[Problem requirements] Below are entries. Pull out all lines containing "Cozy".

[Website and app data records]
%%

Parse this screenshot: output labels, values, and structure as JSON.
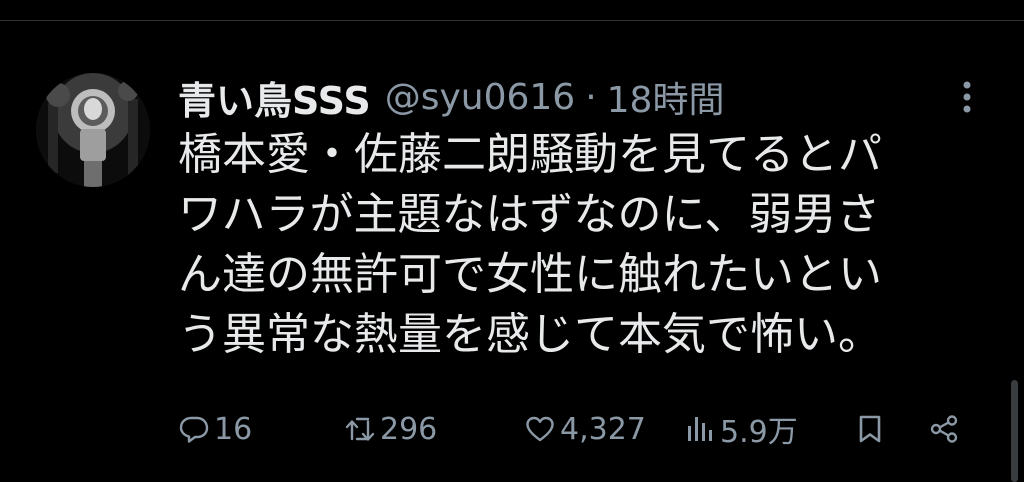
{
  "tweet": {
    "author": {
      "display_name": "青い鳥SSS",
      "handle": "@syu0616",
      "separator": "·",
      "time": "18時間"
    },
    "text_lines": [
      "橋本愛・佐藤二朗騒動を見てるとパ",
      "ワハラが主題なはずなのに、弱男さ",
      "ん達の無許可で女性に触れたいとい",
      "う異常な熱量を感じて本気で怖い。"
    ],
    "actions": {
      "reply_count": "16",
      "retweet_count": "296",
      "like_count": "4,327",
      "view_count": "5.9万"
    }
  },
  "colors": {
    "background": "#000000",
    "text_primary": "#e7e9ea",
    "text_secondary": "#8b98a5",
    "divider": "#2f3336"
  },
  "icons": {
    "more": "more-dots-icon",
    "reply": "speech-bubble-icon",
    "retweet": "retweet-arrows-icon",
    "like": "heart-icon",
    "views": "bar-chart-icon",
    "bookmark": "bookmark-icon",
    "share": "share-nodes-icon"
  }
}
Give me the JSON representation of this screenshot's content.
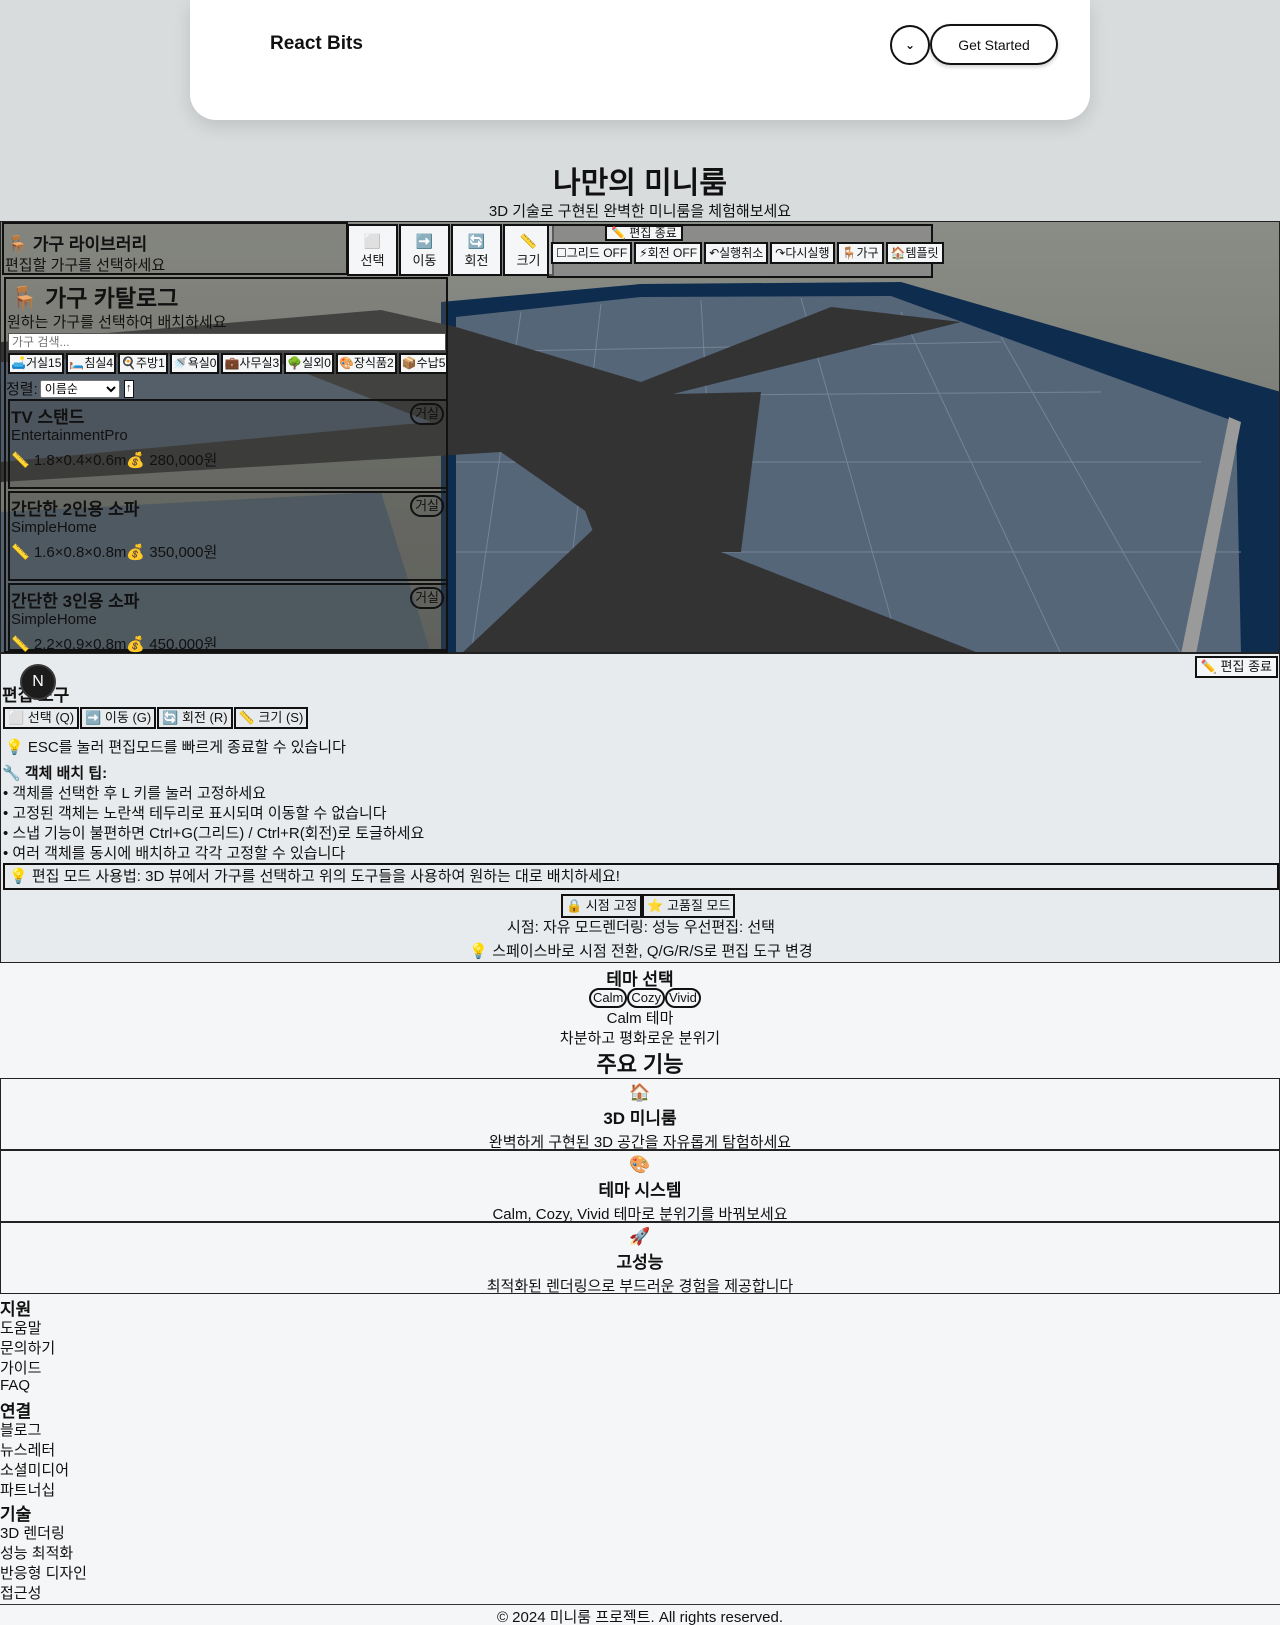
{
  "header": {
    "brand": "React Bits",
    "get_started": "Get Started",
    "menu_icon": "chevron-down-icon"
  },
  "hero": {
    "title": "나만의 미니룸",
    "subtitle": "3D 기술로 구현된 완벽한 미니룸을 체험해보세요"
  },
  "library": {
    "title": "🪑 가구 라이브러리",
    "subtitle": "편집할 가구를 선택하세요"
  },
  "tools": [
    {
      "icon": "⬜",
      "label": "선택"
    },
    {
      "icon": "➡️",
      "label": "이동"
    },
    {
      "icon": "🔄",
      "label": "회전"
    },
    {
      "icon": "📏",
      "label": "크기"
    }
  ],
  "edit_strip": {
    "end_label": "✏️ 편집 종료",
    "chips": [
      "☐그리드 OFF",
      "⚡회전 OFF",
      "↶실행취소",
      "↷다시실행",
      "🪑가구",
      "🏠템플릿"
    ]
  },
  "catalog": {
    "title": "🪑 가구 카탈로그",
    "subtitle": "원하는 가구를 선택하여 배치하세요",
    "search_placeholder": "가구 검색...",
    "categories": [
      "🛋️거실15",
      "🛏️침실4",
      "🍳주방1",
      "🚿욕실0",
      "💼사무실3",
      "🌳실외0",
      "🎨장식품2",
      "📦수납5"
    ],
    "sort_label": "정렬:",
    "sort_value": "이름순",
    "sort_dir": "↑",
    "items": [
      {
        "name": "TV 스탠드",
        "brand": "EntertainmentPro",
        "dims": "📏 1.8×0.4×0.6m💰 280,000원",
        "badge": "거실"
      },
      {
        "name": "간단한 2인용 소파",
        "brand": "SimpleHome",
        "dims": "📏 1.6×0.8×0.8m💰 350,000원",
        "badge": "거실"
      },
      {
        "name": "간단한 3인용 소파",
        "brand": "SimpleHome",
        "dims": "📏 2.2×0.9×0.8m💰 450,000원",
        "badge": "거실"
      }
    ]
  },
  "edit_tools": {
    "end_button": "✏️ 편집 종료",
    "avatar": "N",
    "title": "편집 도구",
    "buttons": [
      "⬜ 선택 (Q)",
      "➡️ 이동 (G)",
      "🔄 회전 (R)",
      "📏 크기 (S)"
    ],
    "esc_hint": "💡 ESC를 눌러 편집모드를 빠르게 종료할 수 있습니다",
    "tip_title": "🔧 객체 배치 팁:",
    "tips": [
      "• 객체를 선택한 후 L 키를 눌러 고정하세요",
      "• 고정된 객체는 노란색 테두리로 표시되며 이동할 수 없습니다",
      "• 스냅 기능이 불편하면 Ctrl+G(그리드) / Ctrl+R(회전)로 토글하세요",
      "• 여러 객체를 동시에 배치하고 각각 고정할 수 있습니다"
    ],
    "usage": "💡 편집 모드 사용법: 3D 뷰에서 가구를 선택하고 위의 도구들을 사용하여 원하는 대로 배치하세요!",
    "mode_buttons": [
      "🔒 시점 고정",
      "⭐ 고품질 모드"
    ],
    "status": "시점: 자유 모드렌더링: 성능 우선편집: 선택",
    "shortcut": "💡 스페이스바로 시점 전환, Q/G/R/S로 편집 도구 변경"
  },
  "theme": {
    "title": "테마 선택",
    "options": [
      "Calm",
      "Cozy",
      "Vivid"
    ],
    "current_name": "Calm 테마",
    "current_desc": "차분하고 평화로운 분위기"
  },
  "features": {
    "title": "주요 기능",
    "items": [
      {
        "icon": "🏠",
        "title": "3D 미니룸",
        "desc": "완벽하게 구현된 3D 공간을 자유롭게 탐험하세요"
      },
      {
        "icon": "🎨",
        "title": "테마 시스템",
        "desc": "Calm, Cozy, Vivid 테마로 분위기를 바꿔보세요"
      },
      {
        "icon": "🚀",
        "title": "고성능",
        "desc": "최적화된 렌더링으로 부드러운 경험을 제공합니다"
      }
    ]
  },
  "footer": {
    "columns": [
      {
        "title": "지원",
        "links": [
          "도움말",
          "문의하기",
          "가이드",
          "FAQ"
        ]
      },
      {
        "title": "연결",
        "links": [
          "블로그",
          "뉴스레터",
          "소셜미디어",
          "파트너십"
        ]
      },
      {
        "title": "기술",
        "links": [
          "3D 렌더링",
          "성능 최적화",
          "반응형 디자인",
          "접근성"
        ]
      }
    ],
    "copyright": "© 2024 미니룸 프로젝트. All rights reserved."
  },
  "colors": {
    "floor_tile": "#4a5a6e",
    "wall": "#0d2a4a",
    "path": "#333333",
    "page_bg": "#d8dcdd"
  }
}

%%
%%

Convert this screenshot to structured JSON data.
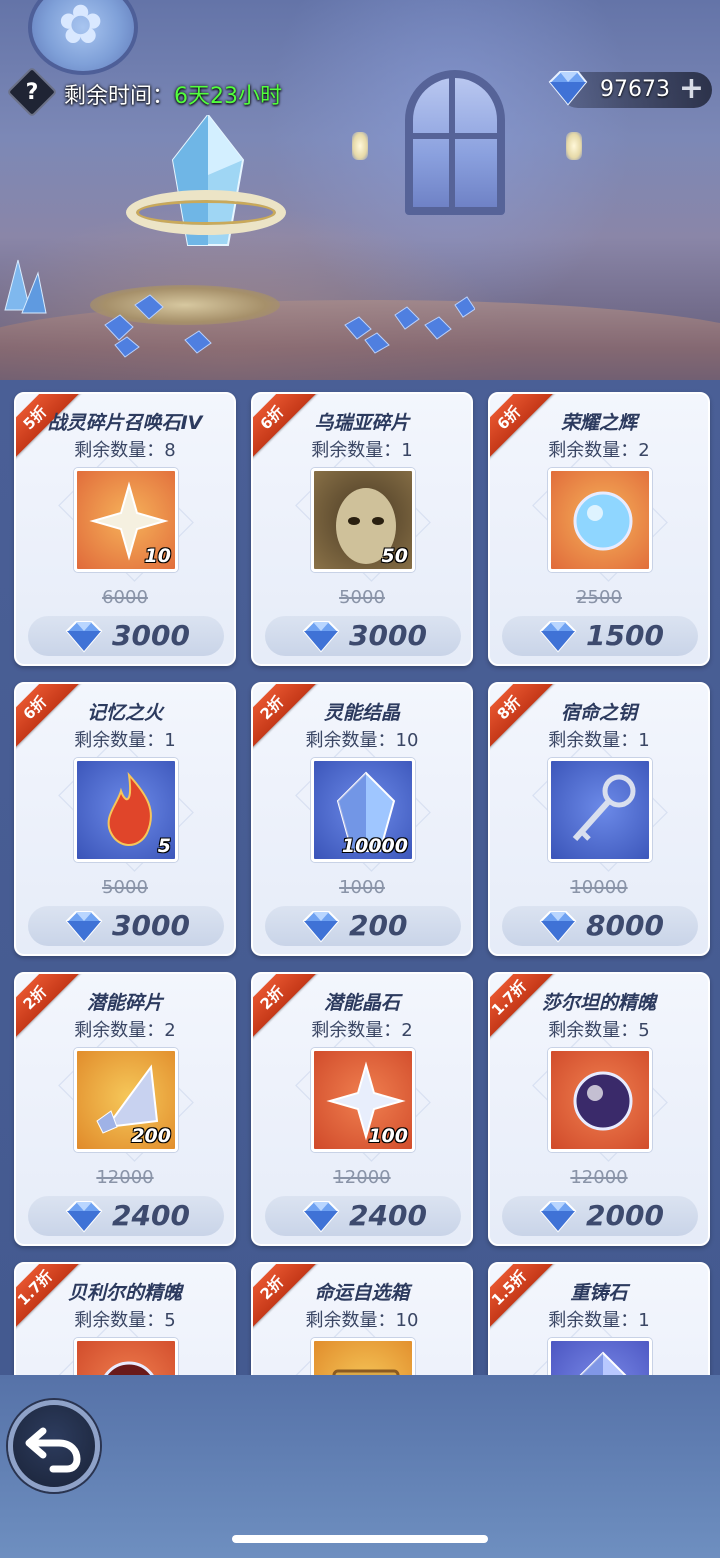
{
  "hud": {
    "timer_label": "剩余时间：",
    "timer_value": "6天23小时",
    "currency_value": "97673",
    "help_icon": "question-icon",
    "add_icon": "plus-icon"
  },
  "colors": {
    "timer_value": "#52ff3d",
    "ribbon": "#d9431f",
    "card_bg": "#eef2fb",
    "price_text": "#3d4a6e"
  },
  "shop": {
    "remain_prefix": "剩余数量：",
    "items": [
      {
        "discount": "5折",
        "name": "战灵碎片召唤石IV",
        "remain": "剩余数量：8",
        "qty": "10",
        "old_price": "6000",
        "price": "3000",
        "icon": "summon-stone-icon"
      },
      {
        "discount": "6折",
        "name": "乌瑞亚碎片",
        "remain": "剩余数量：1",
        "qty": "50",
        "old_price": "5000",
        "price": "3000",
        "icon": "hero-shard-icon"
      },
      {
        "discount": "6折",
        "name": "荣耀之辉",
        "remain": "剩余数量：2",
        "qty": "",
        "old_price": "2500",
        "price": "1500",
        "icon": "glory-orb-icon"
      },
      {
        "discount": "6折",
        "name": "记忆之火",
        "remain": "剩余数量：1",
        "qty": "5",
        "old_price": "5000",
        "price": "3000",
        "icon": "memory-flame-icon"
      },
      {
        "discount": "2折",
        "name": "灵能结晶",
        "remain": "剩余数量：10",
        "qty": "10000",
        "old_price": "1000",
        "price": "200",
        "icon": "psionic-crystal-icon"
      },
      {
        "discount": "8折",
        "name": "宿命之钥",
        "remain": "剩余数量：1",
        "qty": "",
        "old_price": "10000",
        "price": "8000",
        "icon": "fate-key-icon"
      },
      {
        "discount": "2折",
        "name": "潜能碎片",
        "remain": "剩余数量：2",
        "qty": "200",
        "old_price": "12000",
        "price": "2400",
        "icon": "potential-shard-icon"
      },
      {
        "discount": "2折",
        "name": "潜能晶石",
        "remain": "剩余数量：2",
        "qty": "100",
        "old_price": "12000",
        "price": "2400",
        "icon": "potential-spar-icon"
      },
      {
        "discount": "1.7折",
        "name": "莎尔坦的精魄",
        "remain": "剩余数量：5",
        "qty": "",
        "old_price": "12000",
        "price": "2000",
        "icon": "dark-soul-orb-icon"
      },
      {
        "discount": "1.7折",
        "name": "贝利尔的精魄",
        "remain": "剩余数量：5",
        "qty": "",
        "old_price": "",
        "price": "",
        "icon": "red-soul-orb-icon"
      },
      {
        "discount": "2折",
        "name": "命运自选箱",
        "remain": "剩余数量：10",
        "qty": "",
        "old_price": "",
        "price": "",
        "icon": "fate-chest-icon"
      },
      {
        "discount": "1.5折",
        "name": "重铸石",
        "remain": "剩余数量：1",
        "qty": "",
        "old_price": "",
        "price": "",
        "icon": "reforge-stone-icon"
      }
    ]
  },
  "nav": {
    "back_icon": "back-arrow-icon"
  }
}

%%

[Answer area]
      "Cozy",
        "desc": "Calm, Cozy, Vivid 테마로 분위기를 바꿔보세요"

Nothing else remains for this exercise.